Ideal Tech Interview for Software Engineers

Here’s an ideal I strive to achieve when I conduct technical interviews for software engineering positions.

  • I start with introducing myself
  • I provide a take home assignment instead of making people perform coding at the interview and, what’s even worse, on a white board instead of a computer.
  • I ask attitude questions more than skill questions to see if a person has the right mentality to learn and solve problems instead of just knowing certain skills. There’s a good book called Hiring for Attitude.
  • I dig deeper into what exactly the candidate’s role were in his/her prior projects.
  • I ask questions which are closely related or mocking the real work situation for this position. For example, a member of the Capital One Tech Fellows Program is often asked why X is better than Y or what framework should we use in our new project.
  • I leave enough time at the end of the interview to answer candidate’s questions about the role, team and the company or anything else they want to ask
  • I say a few things to create enthusiasm in this role and possibilities

In an ideal tech interview, you would just skim through the candidate’s code on GitHub, chat about recent happenings around the tech you use, and talk about life. That’s it. You don’t even need a resume in most cases. LinkedIn has the job history and GitHub (or HackerRank) is a living (almost fool-proof) evidence of the skills.

 

On Managing: The Main 3 Areas to Focus On

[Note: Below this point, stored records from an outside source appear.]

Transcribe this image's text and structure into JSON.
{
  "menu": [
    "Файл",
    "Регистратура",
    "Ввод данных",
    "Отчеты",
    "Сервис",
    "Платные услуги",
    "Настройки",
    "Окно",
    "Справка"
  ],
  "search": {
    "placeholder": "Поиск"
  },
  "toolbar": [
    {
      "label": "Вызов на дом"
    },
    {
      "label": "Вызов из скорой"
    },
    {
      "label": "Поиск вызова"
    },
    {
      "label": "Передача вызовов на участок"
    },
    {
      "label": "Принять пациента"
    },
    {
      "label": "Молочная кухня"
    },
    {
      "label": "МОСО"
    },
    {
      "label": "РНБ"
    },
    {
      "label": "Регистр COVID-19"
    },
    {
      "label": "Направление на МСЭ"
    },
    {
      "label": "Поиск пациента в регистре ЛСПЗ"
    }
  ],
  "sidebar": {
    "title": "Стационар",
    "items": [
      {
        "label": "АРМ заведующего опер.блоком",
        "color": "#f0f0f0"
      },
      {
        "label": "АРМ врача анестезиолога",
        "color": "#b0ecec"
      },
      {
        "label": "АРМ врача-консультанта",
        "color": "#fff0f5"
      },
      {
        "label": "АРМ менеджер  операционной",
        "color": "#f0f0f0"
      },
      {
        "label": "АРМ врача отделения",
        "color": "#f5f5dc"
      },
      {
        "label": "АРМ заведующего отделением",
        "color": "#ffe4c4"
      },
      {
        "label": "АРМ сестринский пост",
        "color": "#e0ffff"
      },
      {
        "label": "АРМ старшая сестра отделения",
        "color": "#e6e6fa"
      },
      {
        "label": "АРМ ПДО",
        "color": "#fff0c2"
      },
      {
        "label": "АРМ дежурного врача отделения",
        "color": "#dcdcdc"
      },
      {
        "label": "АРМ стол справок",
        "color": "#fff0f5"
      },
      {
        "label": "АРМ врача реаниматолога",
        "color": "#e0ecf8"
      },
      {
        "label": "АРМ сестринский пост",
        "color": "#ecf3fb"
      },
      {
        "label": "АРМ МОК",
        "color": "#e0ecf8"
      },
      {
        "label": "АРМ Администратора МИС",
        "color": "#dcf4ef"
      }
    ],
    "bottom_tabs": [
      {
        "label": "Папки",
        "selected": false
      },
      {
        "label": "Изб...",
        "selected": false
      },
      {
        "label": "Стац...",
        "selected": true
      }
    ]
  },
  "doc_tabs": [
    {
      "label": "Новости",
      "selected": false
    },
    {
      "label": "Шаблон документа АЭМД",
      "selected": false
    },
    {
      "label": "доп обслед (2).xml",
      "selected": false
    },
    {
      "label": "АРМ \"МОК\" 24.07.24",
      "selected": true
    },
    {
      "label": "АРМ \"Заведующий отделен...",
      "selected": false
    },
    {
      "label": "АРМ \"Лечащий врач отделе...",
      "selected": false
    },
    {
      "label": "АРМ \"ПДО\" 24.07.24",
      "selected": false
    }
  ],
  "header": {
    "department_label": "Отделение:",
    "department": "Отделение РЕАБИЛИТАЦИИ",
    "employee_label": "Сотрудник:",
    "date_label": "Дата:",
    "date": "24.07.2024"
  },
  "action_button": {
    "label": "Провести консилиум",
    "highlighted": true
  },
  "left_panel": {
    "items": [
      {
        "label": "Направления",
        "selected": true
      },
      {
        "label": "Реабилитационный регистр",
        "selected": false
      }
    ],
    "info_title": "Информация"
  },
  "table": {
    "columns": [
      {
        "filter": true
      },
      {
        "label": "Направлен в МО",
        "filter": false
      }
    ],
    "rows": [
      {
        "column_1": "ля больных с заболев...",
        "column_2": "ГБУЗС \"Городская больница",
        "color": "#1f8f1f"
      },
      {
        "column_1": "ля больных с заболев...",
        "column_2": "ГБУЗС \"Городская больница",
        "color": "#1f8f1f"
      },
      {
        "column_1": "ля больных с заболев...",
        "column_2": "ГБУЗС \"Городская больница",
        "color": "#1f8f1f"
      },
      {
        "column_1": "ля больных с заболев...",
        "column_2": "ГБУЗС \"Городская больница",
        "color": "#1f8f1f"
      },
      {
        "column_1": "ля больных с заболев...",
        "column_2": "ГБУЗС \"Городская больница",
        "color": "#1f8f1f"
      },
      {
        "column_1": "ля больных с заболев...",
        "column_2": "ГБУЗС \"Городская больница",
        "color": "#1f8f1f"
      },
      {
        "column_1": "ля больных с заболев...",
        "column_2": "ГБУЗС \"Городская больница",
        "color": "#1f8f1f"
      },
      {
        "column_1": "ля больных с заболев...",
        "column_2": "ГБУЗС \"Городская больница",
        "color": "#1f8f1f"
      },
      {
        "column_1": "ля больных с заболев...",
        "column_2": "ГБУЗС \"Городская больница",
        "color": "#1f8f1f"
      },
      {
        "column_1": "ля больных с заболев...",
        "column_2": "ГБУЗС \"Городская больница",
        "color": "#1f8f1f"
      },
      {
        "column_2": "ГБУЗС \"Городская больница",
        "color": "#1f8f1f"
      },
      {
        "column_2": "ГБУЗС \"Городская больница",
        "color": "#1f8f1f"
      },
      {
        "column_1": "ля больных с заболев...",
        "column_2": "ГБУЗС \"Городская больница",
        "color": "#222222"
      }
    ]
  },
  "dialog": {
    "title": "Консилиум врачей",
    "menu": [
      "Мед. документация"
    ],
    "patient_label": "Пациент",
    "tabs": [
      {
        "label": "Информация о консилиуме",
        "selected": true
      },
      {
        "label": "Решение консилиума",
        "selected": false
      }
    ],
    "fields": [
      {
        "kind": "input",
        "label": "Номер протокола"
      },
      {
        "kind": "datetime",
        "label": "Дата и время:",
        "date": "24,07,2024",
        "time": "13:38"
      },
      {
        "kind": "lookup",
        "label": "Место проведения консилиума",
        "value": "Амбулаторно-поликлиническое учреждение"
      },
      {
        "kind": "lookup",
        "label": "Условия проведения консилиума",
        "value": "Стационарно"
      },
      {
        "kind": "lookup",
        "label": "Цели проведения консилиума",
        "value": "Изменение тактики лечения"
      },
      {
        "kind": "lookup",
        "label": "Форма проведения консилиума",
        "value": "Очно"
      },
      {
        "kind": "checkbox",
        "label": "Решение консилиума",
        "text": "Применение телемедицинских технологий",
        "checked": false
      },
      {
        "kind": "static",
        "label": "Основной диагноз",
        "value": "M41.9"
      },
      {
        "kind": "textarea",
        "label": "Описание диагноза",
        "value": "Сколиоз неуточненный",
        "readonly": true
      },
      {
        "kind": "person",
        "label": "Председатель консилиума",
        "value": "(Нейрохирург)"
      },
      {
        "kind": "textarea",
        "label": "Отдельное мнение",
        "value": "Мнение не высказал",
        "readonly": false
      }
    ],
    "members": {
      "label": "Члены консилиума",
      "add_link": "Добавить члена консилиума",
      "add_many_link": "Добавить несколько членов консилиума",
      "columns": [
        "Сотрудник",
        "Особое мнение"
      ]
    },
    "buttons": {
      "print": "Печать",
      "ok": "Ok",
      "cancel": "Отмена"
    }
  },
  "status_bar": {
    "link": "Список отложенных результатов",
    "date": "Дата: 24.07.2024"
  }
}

The more I work in tech, the more I see the most successful management being at the core about these three separate and often conflicting areas:

  • Company: Contributing to your companies bottom line by understanding the business value and long-term strategy
  • Customers: Taking care of your costumer by delivering product they want and love
  • Culture: Growing your engineers as well as positively impacting engineering culture in the company as a whole

At the intersection of these areas, there are two often conflicting axis which create a healthy push and pull if used with a right balance:

  • Short-term vs long-term, e.g., delivering projects on time vs. doing what will scale better in the future
  • Us vs. them, e.g., caring about your team vs. company or the entire engineering population

A good manager in the information-based working environment will find a way to combine the aforementioned areas and axis to form a win-win situation. It’s not always possible, but I find that it’s possible more often than not when I just push a little bit more and don’t give up early, when I try to come up with just one more creative solution.

PS: To continue musings, there are two books on the topic worth mentioning. I wrote a short summary on one of them which is called Managing Humans. I really liked that book, but recently I read another book called The First-Time Manager which seems to be the source of inspiration for Managing Humans, to put it mildly. I’m not accusing the author of Managing Humans in plagiarism, but I had a strong feeling of deja vu. It felt like Managing Humans borrowed the outline and a lot of ideas and concepts from The First-Time Manager. Interesting…. So go for “original” (The First-Time Manager). It’s not as specific and tailored to software engineers but a useful perspective. Then follow up with The 48 Laws of Power for a completely different view. :)